Task prompt:
All entries should be output exactly as they stand.

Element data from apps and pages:
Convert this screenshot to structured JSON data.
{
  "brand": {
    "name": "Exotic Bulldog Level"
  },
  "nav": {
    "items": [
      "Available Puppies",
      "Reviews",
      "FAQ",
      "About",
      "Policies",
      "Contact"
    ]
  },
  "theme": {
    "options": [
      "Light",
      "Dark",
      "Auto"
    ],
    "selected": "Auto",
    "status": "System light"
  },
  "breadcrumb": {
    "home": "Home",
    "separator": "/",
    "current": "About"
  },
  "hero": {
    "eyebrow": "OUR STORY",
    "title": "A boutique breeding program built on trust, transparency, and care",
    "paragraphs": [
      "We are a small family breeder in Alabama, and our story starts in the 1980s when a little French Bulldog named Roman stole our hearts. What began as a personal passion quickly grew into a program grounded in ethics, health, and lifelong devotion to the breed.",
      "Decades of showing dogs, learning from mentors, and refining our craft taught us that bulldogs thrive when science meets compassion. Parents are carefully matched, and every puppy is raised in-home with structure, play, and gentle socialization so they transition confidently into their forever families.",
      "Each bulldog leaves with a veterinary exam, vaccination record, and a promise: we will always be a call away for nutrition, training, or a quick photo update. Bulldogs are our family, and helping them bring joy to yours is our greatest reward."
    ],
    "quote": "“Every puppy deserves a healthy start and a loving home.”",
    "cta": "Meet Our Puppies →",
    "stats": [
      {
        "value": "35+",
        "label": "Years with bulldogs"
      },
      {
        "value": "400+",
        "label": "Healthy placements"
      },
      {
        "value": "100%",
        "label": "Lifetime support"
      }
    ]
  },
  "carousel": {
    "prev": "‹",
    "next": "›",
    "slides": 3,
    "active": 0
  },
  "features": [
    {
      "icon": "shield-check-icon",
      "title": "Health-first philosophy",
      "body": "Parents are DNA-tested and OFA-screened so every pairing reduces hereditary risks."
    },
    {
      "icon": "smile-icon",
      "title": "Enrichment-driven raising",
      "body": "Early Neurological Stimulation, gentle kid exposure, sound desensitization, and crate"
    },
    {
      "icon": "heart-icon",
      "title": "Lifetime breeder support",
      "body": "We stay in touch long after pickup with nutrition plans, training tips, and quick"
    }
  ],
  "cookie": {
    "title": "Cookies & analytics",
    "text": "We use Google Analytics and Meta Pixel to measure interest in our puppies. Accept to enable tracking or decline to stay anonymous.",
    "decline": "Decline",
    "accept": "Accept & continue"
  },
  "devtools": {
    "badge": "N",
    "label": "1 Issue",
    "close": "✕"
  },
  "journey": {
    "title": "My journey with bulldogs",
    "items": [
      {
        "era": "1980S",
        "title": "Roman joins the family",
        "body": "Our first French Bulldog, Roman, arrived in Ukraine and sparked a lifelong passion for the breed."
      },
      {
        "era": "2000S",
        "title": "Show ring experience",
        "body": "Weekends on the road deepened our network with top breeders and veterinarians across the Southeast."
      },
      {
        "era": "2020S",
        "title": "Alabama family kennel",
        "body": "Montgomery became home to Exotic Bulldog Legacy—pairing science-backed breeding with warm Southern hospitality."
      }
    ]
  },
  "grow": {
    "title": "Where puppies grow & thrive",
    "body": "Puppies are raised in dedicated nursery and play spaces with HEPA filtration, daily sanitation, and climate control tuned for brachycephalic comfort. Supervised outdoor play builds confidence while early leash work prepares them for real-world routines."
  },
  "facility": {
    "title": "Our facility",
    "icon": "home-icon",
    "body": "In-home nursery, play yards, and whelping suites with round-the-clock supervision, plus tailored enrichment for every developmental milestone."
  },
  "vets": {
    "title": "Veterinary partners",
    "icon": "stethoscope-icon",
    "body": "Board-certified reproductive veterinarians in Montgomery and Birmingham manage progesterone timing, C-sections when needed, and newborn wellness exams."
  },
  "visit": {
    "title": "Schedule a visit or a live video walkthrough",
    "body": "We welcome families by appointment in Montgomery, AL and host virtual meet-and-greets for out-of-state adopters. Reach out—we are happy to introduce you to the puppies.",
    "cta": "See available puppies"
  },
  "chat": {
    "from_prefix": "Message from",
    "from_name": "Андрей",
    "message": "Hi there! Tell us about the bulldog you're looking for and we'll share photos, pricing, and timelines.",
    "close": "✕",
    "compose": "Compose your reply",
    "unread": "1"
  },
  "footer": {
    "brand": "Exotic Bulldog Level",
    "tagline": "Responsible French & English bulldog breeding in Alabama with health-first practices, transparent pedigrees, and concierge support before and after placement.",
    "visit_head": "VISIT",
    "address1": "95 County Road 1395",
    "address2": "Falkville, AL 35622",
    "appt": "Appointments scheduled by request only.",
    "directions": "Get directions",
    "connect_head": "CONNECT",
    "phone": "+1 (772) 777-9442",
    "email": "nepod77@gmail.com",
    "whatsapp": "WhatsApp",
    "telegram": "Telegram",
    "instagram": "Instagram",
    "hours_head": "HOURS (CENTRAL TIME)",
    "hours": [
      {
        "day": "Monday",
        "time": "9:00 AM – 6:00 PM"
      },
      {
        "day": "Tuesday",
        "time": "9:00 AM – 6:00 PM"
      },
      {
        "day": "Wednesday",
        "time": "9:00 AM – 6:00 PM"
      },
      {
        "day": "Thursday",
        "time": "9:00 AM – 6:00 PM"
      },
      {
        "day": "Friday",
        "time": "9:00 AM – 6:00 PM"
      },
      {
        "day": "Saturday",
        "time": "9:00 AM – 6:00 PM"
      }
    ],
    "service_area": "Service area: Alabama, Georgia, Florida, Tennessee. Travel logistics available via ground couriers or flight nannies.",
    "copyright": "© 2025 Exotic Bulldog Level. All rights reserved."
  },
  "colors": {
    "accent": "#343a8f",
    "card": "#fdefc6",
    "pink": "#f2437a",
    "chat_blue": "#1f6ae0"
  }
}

Answer section:
Convert this screenshot to structured JSON data.
{
  "brand": {
    "name": "Exotic Bulldog Level"
  },
  "nav": {
    "items": [
      "Available Puppies",
      "Reviews",
      "FAQ",
      "About",
      "Policies",
      "Contact"
    ]
  },
  "theme": {
    "options": [
      "Light",
      "Dark",
      "Auto"
    ],
    "selected": "Auto",
    "status": "System light"
  },
  "breadcrumb": {
    "home": "Home",
    "separator": "/",
    "current": "About"
  },
  "hero": {
    "eyebrow": "OUR STORY",
    "title": "A boutique breeding program built on trust, transparency, and care",
    "paragraphs": [
      "We are a small family breeder in Alabama, and our story starts in the 1980s when a little French Bulldog named Roman stole our hearts. What began as a personal passion quickly grew into a program grounded in ethics, health, and lifelong devotion to the breed.",
      "Decades of showing dogs, learning from mentors, and refining our craft taught us that bulldogs thrive when science meets compassion. Parents are carefully matched, and every puppy is raised in-home with structure, play, and gentle socialization so they transition confidently into their forever families.",
      "Each bulldog leaves with a veterinary exam, vaccination record, and a promise: we will always be a call away for nutrition, training, or a quick photo update. Bulldogs are our family, and helping them bring joy to yours is our greatest reward."
    ],
    "quote": "“Every puppy deserves a healthy start and a loving home.”",
    "cta": "Meet Our Puppies →",
    "stats": [
      {
        "value": "35+",
        "label": "Years with bulldogs"
      },
      {
        "value": "400+",
        "label": "Healthy placements"
      },
      {
        "value": "100%",
        "label": "Lifetime support"
      }
    ]
  },
  "carousel": {
    "prev": "‹",
    "next": "›",
    "slides": 3,
    "active": 0
  },
  "features": [
    {
      "icon": "shield-check-icon",
      "title": "Health-first philosophy",
      "body": "Parents are DNA-tested and OFA-screened so every pairing reduces hereditary risks."
    },
    {
      "icon": "smile-icon",
      "title": "Enrichment-driven raising",
      "body": "Early Neurological Stimulation, gentle kid exposure, sound desensitization, and crate"
    },
    {
      "icon": "heart-icon",
      "title": "Lifetime breeder support",
      "body": "We stay in touch long after pickup with nutrition plans, training tips, and quick"
    }
  ],
  "cookie": {
    "title": "Cookies & analytics",
    "text": "We use Google Analytics and Meta Pixel to measure interest in our puppies. Accept to enable tracking or decline to stay anonymous.",
    "decline": "Decline",
    "accept": "Accept & continue"
  },
  "devtools": {
    "badge": "N",
    "label": "1 Issue",
    "close": "✕"
  },
  "journey": {
    "title": "My journey with bulldogs",
    "items": [
      {
        "era": "1980S",
        "title": "Roman joins the family",
        "body": "Our first French Bulldog, Roman, arrived in Ukraine and sparked a lifelong passion for the breed."
      },
      {
        "era": "2000S",
        "title": "Show ring experience",
        "body": "Weekends on the road deepened our network with top breeders and veterinarians across the Southeast."
      },
      {
        "era": "2020S",
        "title": "Alabama family kennel",
        "body": "Montgomery became home to Exotic Bulldog Legacy—pairing science-backed breeding with warm Southern hospitality."
      }
    ]
  },
  "grow": {
    "title": "Where puppies grow & thrive",
    "body": "Puppies are raised in dedicated nursery and play spaces with HEPA filtration, daily sanitation, and climate control tuned for brachycephalic comfort. Supervised outdoor play builds confidence while early leash work prepares them for real-world routines."
  },
  "facility": {
    "title": "Our facility",
    "icon": "home-icon",
    "body": "In-home nursery, play yards, and whelping suites with round-the-clock supervision, plus tailored enrichment for every developmental milestone."
  },
  "vets": {
    "title": "Veterinary partners",
    "icon": "stethoscope-icon",
    "body": "Board-certified reproductive veterinarians in Montgomery and Birmingham manage progesterone timing, C-sections when needed, and newborn wellness exams."
  },
  "visit": {
    "title": "Schedule a visit or a live video walkthrough",
    "body": "We welcome families by appointment in Montgomery, AL and host virtual meet-and-greets for out-of-state adopters. Reach out—we are happy to introduce you to the puppies.",
    "cta": "See available puppies"
  },
  "chat": {
    "from_prefix": "Message from",
    "from_name": "Андрей",
    "message": "Hi there! Tell us about the bulldog you're looking for and we'll share photos, pricing, and timelines.",
    "close": "✕",
    "compose": "Compose your reply",
    "unread": "1"
  },
  "footer": {
    "brand": "Exotic Bulldog Level",
    "tagline": "Responsible French & English bulldog breeding in Alabama with health-first practices, transparent pedigrees, and concierge support before and after placement.",
    "visit_head": "VISIT",
    "address1": "95 County Road 1395",
    "address2": "Falkville, AL 35622",
    "appt": "Appointments scheduled by request only.",
    "directions": "Get directions",
    "connect_head": "CONNECT",
    "phone": "+1 (772) 777-9442",
    "email": "nepod77@gmail.com",
    "whatsapp": "WhatsApp",
    "telegram": "Telegram",
    "instagram": "Instagram",
    "hours_head": "HOURS (CENTRAL TIME)",
    "hours": [
      {
        "day": "Monday",
        "time": "9:00 AM – 6:00 PM"
      },
      {
        "day": "Tuesday",
        "time": "9:00 AM – 6:00 PM"
      },
      {
        "day": "Wednesday",
        "time": "9:00 AM – 6:00 PM"
      },
      {
        "day": "Thursday",
        "time": "9:00 AM – 6:00 PM"
      },
      {
        "day": "Friday",
        "time": "9:00 AM – 6:00 PM"
      },
      {
        "day": "Saturday",
        "time": "9:00 AM – 6:00 PM"
      }
    ],
    "service_area": "Service area: Alabama, Georgia, Florida, Tennessee. Travel logistics available via ground couriers or flight nannies.",
    "copyright": "© 2025 Exotic Bulldog Level. All rights reserved."
  },
  "colors": {
    "accent": "#343a8f",
    "card": "#fdefc6",
    "pink": "#f2437a",
    "chat_blue": "#1f6ae0"
  }
}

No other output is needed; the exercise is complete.